The world of startups is as thrilling as it is relentless, with success often measured by how much capital you've raised or how many users your product has. It can be easy to lose sight of original intentions, as I discovered through my journey with edgi, the startup I co-founded. This experience introduced me to the overjustification effect, a psychological phenomenon where an expected external incentive, like money, can undermine a person's intrinsic motivation. Essentially, when the reward becomes the main driver, the genuine interest in the activity itself can wane and even morph.

At edgi, our initial days were fueled by passionate enthusiasm and perhaps a naive optimism. But after raising a round of venture capital, our actions began to shift imperceptibly. It wasn't immediate, but gradual, almost insidious. The pressure to deliver growth nudged us towards decisions that sometimes, in my opinion, strayed from our core mission. It became all about about surviving the cut-throat world of startups. This environment, where every major move was dictated by growth milestones, accelerated my burnout, eventually culminating in my decision to step away and take a sabbatical.

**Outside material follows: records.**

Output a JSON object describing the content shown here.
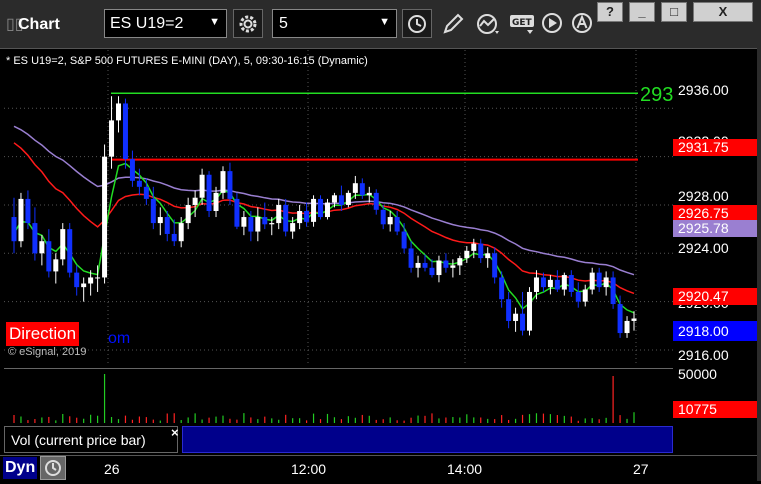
{
  "toolbar": {
    "title": "Chart",
    "symbol": "ES U19=2",
    "interval": "5",
    "window_buttons": [
      "?",
      "_",
      "□",
      "X"
    ]
  },
  "chart": {
    "header": "* ES U19=2, S&P 500 FUTURES E-MINI (DAY), 5, 09:30-16:15 (Dynamic)",
    "overlay_label": "293",
    "copyright": "© eSignal, 2019",
    "direction_label": "Direction",
    "direction_tail": "om",
    "price_axis": [
      "2936.00",
      "2932.00",
      "2928.00",
      "2924.00",
      "2920.00",
      "2916.00"
    ],
    "price_tags": [
      {
        "label": "2931.75",
        "bg": "#ff0000"
      },
      {
        "label": "2926.75",
        "bg": "#ff0000"
      },
      {
        "label": "2925.78",
        "bg": "#9a7fd1"
      },
      {
        "label": "2920.47",
        "bg": "#ff0000"
      },
      {
        "label": "2918.00",
        "bg": "#0000ff"
      }
    ]
  },
  "volume": {
    "legend": "Vol (current price bar)",
    "axis_label": "50000",
    "tag": "10775",
    "tag_bg": "#ff0000"
  },
  "time_axis": {
    "labels": [
      "26",
      "12:00",
      "14:00",
      "27"
    ],
    "dyn_label": "Dyn"
  },
  "chart_data": {
    "type": "candlestick",
    "ylim": [
      2915.5,
      2939.5
    ],
    "candles": [
      [
        2927.0,
        2928.6,
        2924.0,
        2925.0
      ],
      [
        2925.0,
        2929.0,
        2924.5,
        2928.5
      ],
      [
        2928.5,
        2929.2,
        2926.0,
        2926.5
      ],
      [
        2926.5,
        2927.8,
        2923.4,
        2924.0
      ],
      [
        2924.0,
        2925.5,
        2923.0,
        2925.0
      ],
      [
        2925.0,
        2926.0,
        2922.0,
        2922.5
      ],
      [
        2922.5,
        2924.0,
        2921.5,
        2923.5
      ],
      [
        2923.5,
        2926.5,
        2923.0,
        2926.0
      ],
      [
        2926.0,
        2926.5,
        2922.0,
        2922.4
      ],
      [
        2922.4,
        2923.0,
        2920.5,
        2921.2
      ],
      [
        2921.2,
        2922.0,
        2920.0,
        2921.5
      ],
      [
        2921.5,
        2922.6,
        2920.5,
        2922.0
      ],
      [
        2922.0,
        2923.0,
        2920.8,
        2922.0
      ],
      [
        2922.0,
        2933.0,
        2921.5,
        2932.0
      ],
      [
        2932.0,
        2937.0,
        2931.0,
        2935.0
      ],
      [
        2935.0,
        2937.0,
        2934.0,
        2936.4
      ],
      [
        2936.4,
        2936.8,
        2931.0,
        2931.8
      ],
      [
        2931.8,
        2932.5,
        2929.5,
        2930.0
      ],
      [
        2930.0,
        2931.0,
        2928.8,
        2929.5
      ],
      [
        2929.5,
        2930.2,
        2928.0,
        2928.5
      ],
      [
        2928.5,
        2929.5,
        2926.0,
        2926.5
      ],
      [
        2926.5,
        2927.8,
        2925.5,
        2927.0
      ],
      [
        2927.0,
        2927.5,
        2925.0,
        2925.6
      ],
      [
        2925.6,
        2926.8,
        2924.6,
        2925.0
      ],
      [
        2925.0,
        2927.0,
        2924.5,
        2926.5
      ],
      [
        2926.5,
        2928.6,
        2926.0,
        2928.0
      ],
      [
        2928.0,
        2929.2,
        2927.0,
        2928.6
      ],
      [
        2928.6,
        2931.0,
        2928.0,
        2930.5
      ],
      [
        2930.5,
        2930.8,
        2927.0,
        2927.5
      ],
      [
        2927.5,
        2929.5,
        2927.0,
        2929.0
      ],
      [
        2929.0,
        2931.2,
        2928.5,
        2930.8
      ],
      [
        2930.8,
        2931.5,
        2928.0,
        2928.5
      ],
      [
        2928.5,
        2929.0,
        2926.0,
        2926.2
      ],
      [
        2926.2,
        2927.5,
        2925.5,
        2927.0
      ],
      [
        2927.0,
        2927.5,
        2925.0,
        2925.8
      ],
      [
        2925.8,
        2927.8,
        2925.0,
        2927.0
      ],
      [
        2927.0,
        2928.2,
        2926.0,
        2926.4
      ],
      [
        2926.4,
        2927.0,
        2925.5,
        2926.5
      ],
      [
        2926.5,
        2928.5,
        2926.0,
        2928.0
      ],
      [
        2928.0,
        2928.5,
        2925.4,
        2925.8
      ],
      [
        2925.8,
        2927.0,
        2925.2,
        2926.5
      ],
      [
        2926.5,
        2928.0,
        2926.0,
        2927.5
      ],
      [
        2927.5,
        2928.2,
        2926.2,
        2926.6
      ],
      [
        2926.6,
        2928.8,
        2926.2,
        2928.5
      ],
      [
        2928.5,
        2928.8,
        2926.8,
        2927.0
      ],
      [
        2927.0,
        2928.5,
        2926.8,
        2928.2
      ],
      [
        2928.2,
        2929.0,
        2927.8,
        2928.8
      ],
      [
        2928.8,
        2929.6,
        2927.5,
        2928.0
      ],
      [
        2928.0,
        2929.2,
        2927.8,
        2929.0
      ],
      [
        2929.0,
        2930.4,
        2928.5,
        2929.8
      ],
      [
        2929.8,
        2930.2,
        2928.5,
        2928.8
      ],
      [
        2928.8,
        2929.5,
        2928.2,
        2929.0
      ],
      [
        2929.0,
        2929.3,
        2927.2,
        2927.6
      ],
      [
        2927.6,
        2928.0,
        2926.0,
        2926.4
      ],
      [
        2926.4,
        2927.5,
        2925.8,
        2927.0
      ],
      [
        2927.0,
        2927.5,
        2925.5,
        2925.8
      ],
      [
        2925.8,
        2926.5,
        2924.0,
        2924.4
      ],
      [
        2924.4,
        2925.0,
        2922.4,
        2922.8
      ],
      [
        2922.8,
        2923.8,
        2922.0,
        2923.2
      ],
      [
        2923.2,
        2923.9,
        2922.5,
        2922.8
      ],
      [
        2922.8,
        2923.5,
        2922.0,
        2922.2
      ],
      [
        2922.2,
        2923.8,
        2921.6,
        2923.4
      ],
      [
        2923.4,
        2924.0,
        2922.4,
        2922.8
      ],
      [
        2922.8,
        2923.5,
        2922.0,
        2923.0
      ],
      [
        2923.0,
        2923.8,
        2922.2,
        2923.6
      ],
      [
        2923.6,
        2924.6,
        2923.2,
        2924.2
      ],
      [
        2924.2,
        2925.2,
        2923.6,
        2924.8
      ],
      [
        2924.8,
        2925.2,
        2923.2,
        2923.6
      ],
      [
        2923.6,
        2924.5,
        2922.8,
        2924.0
      ],
      [
        2924.0,
        2924.5,
        2921.5,
        2922.0
      ],
      [
        2922.0,
        2922.5,
        2919.5,
        2920.2
      ],
      [
        2920.2,
        2920.8,
        2917.8,
        2918.4
      ],
      [
        2918.4,
        2919.5,
        2917.5,
        2919.0
      ],
      [
        2919.0,
        2920.8,
        2917.2,
        2917.6
      ],
      [
        2917.6,
        2921.2,
        2917.2,
        2920.8
      ],
      [
        2920.8,
        2922.6,
        2920.2,
        2922.0
      ],
      [
        2922.0,
        2922.4,
        2920.8,
        2921.2
      ],
      [
        2921.2,
        2922.2,
        2920.6,
        2921.8
      ],
      [
        2921.8,
        2922.6,
        2920.8,
        2921.0
      ],
      [
        2921.0,
        2922.4,
        2920.5,
        2922.2
      ],
      [
        2922.2,
        2922.6,
        2920.4,
        2920.8
      ],
      [
        2920.8,
        2921.6,
        2919.5,
        2920.0
      ],
      [
        2920.0,
        2921.4,
        2919.6,
        2921.0
      ],
      [
        2921.0,
        2922.8,
        2920.6,
        2922.4
      ],
      [
        2922.4,
        2922.8,
        2920.8,
        2921.2
      ],
      [
        2921.2,
        2922.5,
        2920.5,
        2922.0
      ],
      [
        2922.0,
        2922.5,
        2919.4,
        2919.8
      ],
      [
        2919.8,
        2920.5,
        2917.0,
        2917.4
      ],
      [
        2917.4,
        2918.8,
        2917.0,
        2918.4
      ],
      [
        2918.4,
        2919.2,
        2917.6,
        2918.6
      ]
    ],
    "volume_max": 50000,
    "volume_last": 10775,
    "reference_lines": [
      2937.25,
      2931.75
    ]
  }
}
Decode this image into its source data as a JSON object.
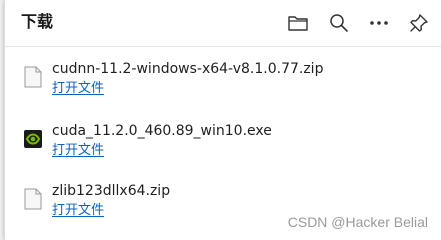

The overjustification effect wasn't limited to company goals; it extended to our users as well. For one of our product iterations, we designed a system to gamify learning for the high school students we served, incorporating symbolic rewards like badges and a virtual currency. It seemed like a great idea and we even took inspiration from successful companies like Duolingo, but we soon observed an unintended consequence. A segment of students was now driven by the lure of these rewards, sidelining the actual joy of learning and discovery for the sake of it. We were inadvertently promoting the very behavior we sought to avoid, emphasizing rewards over genuine, self-motivated engagement.

Combating the overjustification effect requires a delicate balance. It's not about completely abandoning rewards; after all, they are useful motivators and provide tangible goals. However, it's crucial to maintain clear boundaries. For hobbies, for instance, the moment we start monetizing them, we risk corrupting the sheer joy we derive from the activity itself. The hobby no longer relaxes or fulfills us in the same way because it's not just for fun—it's for profit.

As I navigate this transitional phase in my career, the lessons from the overjustification effect remain salient. I’m reminded that success isn't solely about financial gain or external validation. It’s also about authenticity and maintaining integrity in one’s core values and purpose.

My sabbatical isn’t just a break; it's a reset, a time to introspect about what truly matters, devoid of external incentives clouding my judgment. And I’m also trying to be clear-eyed about what activities I choose to partake in purely for an extrinsic reward.